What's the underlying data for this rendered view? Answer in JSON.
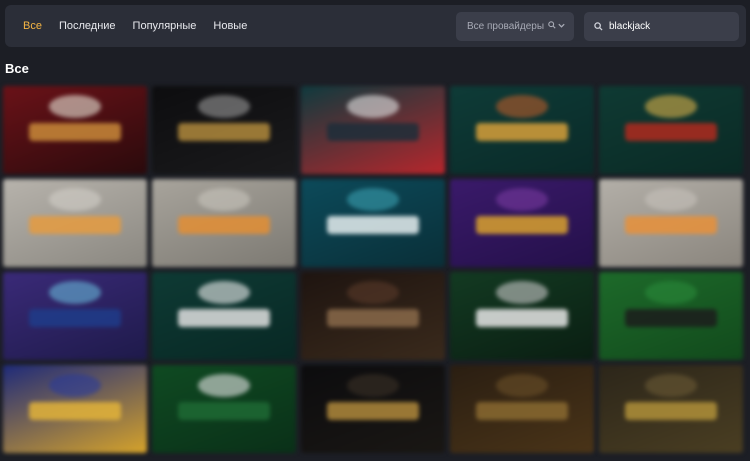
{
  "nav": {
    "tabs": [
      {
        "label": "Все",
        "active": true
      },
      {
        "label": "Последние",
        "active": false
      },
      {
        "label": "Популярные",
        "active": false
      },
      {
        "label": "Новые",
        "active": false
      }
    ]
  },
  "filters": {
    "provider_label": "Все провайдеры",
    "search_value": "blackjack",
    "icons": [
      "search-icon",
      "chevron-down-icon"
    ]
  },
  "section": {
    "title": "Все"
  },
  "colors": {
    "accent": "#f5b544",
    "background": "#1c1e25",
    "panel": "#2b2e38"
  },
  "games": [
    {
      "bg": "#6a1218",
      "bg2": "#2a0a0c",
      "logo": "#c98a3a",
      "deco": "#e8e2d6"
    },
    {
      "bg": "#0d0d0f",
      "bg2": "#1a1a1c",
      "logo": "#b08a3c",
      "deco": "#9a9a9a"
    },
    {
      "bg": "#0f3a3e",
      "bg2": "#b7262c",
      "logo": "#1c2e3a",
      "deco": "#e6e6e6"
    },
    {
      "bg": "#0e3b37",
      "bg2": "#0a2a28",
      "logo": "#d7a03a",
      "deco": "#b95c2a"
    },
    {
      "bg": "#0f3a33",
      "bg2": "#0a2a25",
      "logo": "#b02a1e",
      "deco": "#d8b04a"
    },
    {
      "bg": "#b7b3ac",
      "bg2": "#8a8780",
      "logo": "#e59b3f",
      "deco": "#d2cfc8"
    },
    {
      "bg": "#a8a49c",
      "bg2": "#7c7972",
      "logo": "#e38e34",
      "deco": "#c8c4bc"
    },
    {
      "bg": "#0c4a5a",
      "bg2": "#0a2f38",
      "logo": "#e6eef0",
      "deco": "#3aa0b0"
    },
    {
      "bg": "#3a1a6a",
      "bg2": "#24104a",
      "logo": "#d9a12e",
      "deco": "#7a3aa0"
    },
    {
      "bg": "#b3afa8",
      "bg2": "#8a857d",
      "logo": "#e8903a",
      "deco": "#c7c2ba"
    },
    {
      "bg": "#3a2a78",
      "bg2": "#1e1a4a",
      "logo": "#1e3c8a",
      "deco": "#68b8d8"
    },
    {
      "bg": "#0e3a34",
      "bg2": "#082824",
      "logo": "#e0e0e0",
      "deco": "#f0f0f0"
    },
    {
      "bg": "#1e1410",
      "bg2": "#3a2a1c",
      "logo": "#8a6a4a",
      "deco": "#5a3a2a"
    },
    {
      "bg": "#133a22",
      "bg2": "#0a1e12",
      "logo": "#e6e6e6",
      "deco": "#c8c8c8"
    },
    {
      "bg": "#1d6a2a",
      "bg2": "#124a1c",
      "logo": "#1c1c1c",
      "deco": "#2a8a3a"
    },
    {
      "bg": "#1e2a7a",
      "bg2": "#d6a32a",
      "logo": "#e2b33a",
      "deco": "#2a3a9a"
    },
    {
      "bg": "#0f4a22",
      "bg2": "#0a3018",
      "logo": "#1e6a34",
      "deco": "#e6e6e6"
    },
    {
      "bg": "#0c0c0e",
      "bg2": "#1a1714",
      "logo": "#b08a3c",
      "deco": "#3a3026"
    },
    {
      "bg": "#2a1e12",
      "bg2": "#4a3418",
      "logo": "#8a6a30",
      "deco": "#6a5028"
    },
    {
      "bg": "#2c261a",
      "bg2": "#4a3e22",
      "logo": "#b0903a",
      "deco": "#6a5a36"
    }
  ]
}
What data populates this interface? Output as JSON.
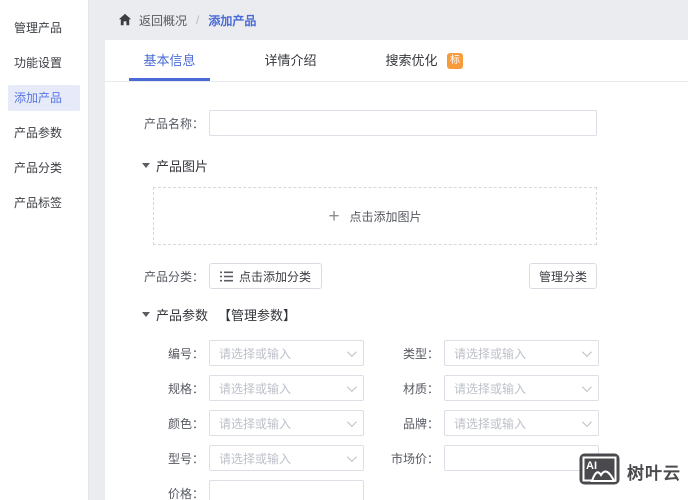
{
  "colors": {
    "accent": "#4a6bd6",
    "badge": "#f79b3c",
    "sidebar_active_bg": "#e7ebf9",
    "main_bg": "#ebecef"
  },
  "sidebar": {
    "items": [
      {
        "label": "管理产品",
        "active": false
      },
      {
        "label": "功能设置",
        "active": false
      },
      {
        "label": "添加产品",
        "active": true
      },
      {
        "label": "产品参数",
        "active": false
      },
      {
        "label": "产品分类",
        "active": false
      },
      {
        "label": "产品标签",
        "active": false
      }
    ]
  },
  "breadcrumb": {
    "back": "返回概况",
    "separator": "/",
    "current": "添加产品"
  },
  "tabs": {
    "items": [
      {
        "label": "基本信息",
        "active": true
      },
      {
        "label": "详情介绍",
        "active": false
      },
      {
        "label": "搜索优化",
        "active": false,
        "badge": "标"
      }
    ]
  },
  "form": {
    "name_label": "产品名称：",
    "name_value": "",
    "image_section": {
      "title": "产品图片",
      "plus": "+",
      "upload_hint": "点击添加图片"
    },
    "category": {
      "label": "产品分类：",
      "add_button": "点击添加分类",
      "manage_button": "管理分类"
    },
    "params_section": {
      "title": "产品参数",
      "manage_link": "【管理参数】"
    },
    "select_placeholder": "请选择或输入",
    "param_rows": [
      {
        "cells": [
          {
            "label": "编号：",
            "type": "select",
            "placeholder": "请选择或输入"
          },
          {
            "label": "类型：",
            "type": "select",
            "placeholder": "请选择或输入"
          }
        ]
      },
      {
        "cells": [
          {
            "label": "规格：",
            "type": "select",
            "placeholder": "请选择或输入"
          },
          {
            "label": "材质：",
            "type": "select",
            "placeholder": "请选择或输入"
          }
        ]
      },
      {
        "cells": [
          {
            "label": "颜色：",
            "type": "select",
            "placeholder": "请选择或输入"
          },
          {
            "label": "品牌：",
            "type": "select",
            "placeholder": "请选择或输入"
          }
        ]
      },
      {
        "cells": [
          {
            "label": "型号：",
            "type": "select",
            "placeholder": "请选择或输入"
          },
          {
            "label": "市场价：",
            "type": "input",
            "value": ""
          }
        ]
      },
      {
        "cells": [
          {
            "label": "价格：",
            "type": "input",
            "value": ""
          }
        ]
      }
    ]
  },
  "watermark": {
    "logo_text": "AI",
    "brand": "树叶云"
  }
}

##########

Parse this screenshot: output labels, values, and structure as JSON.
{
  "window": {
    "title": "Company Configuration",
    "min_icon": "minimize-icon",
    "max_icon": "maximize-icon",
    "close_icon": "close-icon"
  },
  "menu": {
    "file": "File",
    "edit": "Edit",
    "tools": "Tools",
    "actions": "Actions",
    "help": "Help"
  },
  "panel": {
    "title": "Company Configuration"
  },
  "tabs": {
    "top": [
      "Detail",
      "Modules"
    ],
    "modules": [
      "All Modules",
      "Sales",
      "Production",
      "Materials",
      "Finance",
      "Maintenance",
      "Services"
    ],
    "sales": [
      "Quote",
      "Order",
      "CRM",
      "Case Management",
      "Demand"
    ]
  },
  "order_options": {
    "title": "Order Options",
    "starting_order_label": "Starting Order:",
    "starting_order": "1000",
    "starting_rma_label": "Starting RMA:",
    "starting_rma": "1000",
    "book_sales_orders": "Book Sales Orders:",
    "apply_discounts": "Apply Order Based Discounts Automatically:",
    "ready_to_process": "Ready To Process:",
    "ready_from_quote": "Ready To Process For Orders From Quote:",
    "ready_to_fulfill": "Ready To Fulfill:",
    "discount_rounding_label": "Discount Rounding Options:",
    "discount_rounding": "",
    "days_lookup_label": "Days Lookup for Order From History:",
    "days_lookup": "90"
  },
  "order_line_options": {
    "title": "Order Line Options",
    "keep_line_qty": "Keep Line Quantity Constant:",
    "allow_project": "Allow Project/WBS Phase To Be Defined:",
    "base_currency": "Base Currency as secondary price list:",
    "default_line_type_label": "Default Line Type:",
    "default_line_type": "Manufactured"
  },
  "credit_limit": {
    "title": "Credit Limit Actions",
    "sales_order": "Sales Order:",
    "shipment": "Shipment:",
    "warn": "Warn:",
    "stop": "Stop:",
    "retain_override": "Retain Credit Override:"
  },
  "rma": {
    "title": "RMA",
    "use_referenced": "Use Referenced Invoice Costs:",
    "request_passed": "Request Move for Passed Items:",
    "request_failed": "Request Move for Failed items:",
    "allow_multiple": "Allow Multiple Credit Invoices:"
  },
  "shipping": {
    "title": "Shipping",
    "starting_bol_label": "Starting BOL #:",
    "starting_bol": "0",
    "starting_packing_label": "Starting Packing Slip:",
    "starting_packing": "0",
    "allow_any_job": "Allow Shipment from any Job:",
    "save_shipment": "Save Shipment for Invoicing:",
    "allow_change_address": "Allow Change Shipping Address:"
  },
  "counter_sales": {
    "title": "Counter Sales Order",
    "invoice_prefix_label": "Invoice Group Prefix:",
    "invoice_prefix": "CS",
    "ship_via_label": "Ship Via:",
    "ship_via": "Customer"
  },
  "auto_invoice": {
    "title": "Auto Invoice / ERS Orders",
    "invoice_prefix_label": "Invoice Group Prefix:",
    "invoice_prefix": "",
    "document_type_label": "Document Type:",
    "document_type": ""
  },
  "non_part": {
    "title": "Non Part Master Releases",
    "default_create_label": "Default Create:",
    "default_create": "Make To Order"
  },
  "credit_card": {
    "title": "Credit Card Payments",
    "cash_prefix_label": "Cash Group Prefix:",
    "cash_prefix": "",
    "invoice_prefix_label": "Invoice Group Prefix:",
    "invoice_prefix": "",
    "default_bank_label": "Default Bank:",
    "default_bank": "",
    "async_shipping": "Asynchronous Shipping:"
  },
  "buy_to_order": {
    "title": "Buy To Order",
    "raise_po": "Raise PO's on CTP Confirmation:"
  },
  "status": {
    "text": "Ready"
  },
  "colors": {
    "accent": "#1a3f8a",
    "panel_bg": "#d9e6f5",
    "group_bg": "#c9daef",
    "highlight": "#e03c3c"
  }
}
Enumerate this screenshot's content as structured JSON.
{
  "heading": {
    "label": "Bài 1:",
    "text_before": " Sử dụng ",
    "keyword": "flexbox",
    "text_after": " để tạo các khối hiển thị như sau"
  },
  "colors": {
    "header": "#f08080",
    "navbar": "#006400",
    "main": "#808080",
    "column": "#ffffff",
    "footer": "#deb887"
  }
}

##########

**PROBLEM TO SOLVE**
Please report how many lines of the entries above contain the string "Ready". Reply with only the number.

**PROBLEM SOLUTION**
4